* [ACTIVITY] Find the word "JSON" in the listing below. Copy every line that has it.

________________________________________

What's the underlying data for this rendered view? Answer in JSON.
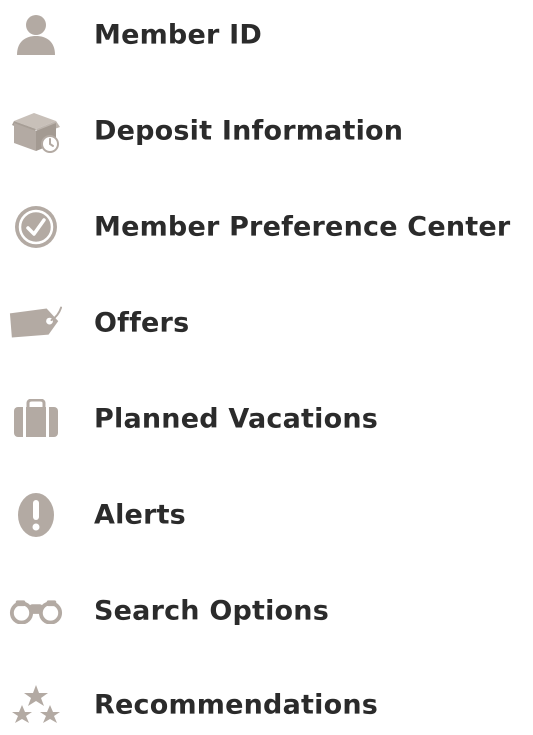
{
  "colors": {
    "icon": "#b3aaa3",
    "label": "#2b2b2b",
    "background": "#ffffff"
  },
  "menu": {
    "items": [
      {
        "label": "Member ID",
        "icon": "person-icon"
      },
      {
        "label": "Deposit Information",
        "icon": "deposit-box-icon"
      },
      {
        "label": "Member Preference Center",
        "icon": "check-circle-icon"
      },
      {
        "label": "Offers",
        "icon": "tag-icon"
      },
      {
        "label": "Planned Vacations",
        "icon": "suitcase-icon"
      },
      {
        "label": "Alerts",
        "icon": "exclamation-icon"
      },
      {
        "label": "Search Options",
        "icon": "binoculars-icon"
      },
      {
        "label": "Recommendations",
        "icon": "stars-icon"
      }
    ]
  }
}
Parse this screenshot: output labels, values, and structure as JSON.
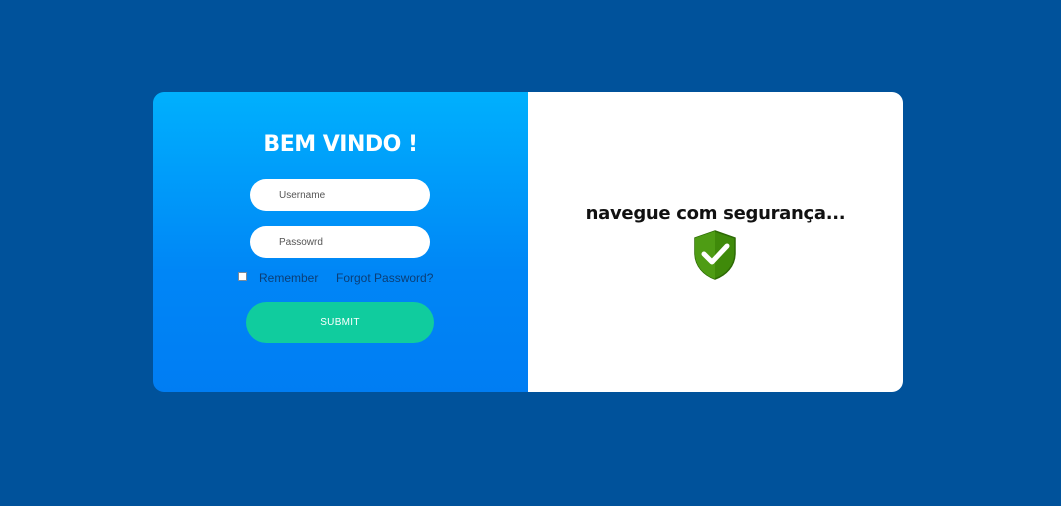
{
  "login": {
    "title": "BEM VINDO !",
    "username_placeholder": "Username",
    "password_placeholder": "Passowrd",
    "remember_label": "Remember",
    "remember_checked": false,
    "forgot_label": "Forgot Password?",
    "submit_label": "SUBMIT"
  },
  "promo": {
    "tagline": "navegue com segurança...",
    "icon": "shield-check-icon"
  },
  "colors": {
    "page_background": "#00529b",
    "panel_gradient_top": "#00b0fd",
    "panel_gradient_bottom": "#007df3",
    "submit_button": "#10cc9e",
    "shield": "#3f8a0a"
  }
}
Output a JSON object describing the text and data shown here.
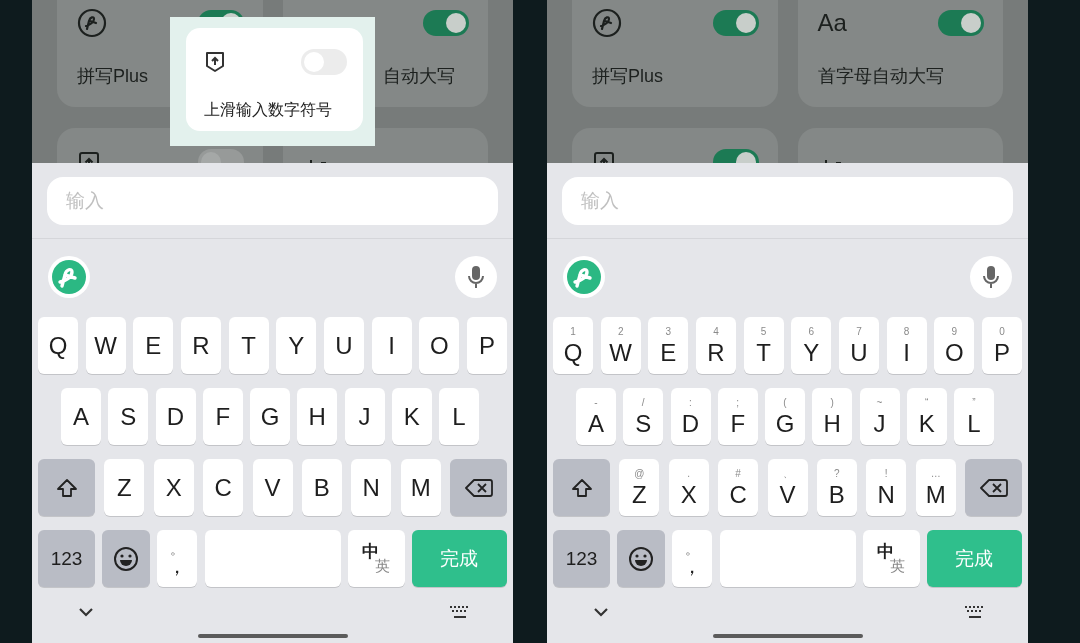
{
  "screens": [
    {
      "cards": [
        {
          "kind": "logo",
          "label": "拼写Plus",
          "on": true
        },
        {
          "kind": "plain",
          "label": "自动大写",
          "on": true
        },
        {
          "kind": "upload",
          "on": false
        },
        {
          "kind": "hook"
        }
      ],
      "popup": {
        "label": "上滑输入数字符号",
        "on": false
      },
      "input": {
        "placeholder": "输入"
      },
      "rows": [
        [
          {
            "label": "Q"
          },
          {
            "label": "W"
          },
          {
            "label": "E"
          },
          {
            "label": "R"
          },
          {
            "label": "T"
          },
          {
            "label": "Y"
          },
          {
            "label": "U"
          },
          {
            "label": "I"
          },
          {
            "label": "O"
          },
          {
            "label": "P"
          }
        ],
        [
          {
            "label": "A"
          },
          {
            "label": "S"
          },
          {
            "label": "D"
          },
          {
            "label": "F"
          },
          {
            "label": "G"
          },
          {
            "label": "H"
          },
          {
            "label": "J"
          },
          {
            "label": "K"
          },
          {
            "label": "L"
          }
        ],
        [
          {
            "kind": "shift"
          },
          {
            "label": "Z"
          },
          {
            "label": "X"
          },
          {
            "label": "C"
          },
          {
            "label": "V"
          },
          {
            "label": "B"
          },
          {
            "label": "N"
          },
          {
            "label": "M"
          },
          {
            "kind": "backspace"
          }
        ]
      ],
      "function_row": [
        {
          "kind": "numbers",
          "label": "123"
        },
        {
          "kind": "emoji"
        },
        {
          "kind": "punct",
          "top": "。",
          "bottom": "，"
        },
        {
          "kind": "space"
        },
        {
          "kind": "lang",
          "primary": "中",
          "secondary": "英"
        },
        {
          "kind": "done",
          "label": "完成"
        }
      ]
    },
    {
      "cards": [
        {
          "kind": "logo",
          "label": "拼写Plus",
          "on": true
        },
        {
          "kind": "glyph",
          "glyph": "Aa",
          "label": "首字母自动大写",
          "on": true
        },
        {
          "kind": "upload",
          "on": true
        },
        {
          "kind": "hook"
        }
      ],
      "input": {
        "placeholder": "输入"
      },
      "rows": [
        [
          {
            "label": "Q",
            "hint": "1"
          },
          {
            "label": "W",
            "hint": "2"
          },
          {
            "label": "E",
            "hint": "3"
          },
          {
            "label": "R",
            "hint": "4"
          },
          {
            "label": "T",
            "hint": "5"
          },
          {
            "label": "Y",
            "hint": "6"
          },
          {
            "label": "U",
            "hint": "7"
          },
          {
            "label": "I",
            "hint": "8"
          },
          {
            "label": "O",
            "hint": "9"
          },
          {
            "label": "P",
            "hint": "0"
          }
        ],
        [
          {
            "label": "A",
            "hint": "-"
          },
          {
            "label": "S",
            "hint": "/"
          },
          {
            "label": "D",
            "hint": ":"
          },
          {
            "label": "F",
            "hint": ";"
          },
          {
            "label": "G",
            "hint": "("
          },
          {
            "label": "H",
            "hint": ")"
          },
          {
            "label": "J",
            "hint": "~"
          },
          {
            "label": "K",
            "hint": "“"
          },
          {
            "label": "L",
            "hint": "”"
          }
        ],
        [
          {
            "kind": "shift"
          },
          {
            "label": "Z",
            "hint": "@"
          },
          {
            "label": "X",
            "hint": "."
          },
          {
            "label": "C",
            "hint": "#"
          },
          {
            "label": "V",
            "hint": "、"
          },
          {
            "label": "B",
            "hint": "?"
          },
          {
            "label": "N",
            "hint": "!"
          },
          {
            "label": "M",
            "hint": "…"
          },
          {
            "kind": "backspace"
          }
        ]
      ],
      "function_row": [
        {
          "kind": "numbers",
          "label": "123"
        },
        {
          "kind": "emoji"
        },
        {
          "kind": "punct",
          "top": "。",
          "bottom": "，"
        },
        {
          "kind": "space"
        },
        {
          "kind": "lang",
          "primary": "中",
          "secondary": "英"
        },
        {
          "kind": "done",
          "label": "完成"
        }
      ]
    }
  ]
}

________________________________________

* [RESPONSE AREA]
What's the underlying data for this rendered view? Answer in JSON.
Parse this screenshot: output labels, values, and structure as JSON.
Output a JSON object describing the text and data shown here.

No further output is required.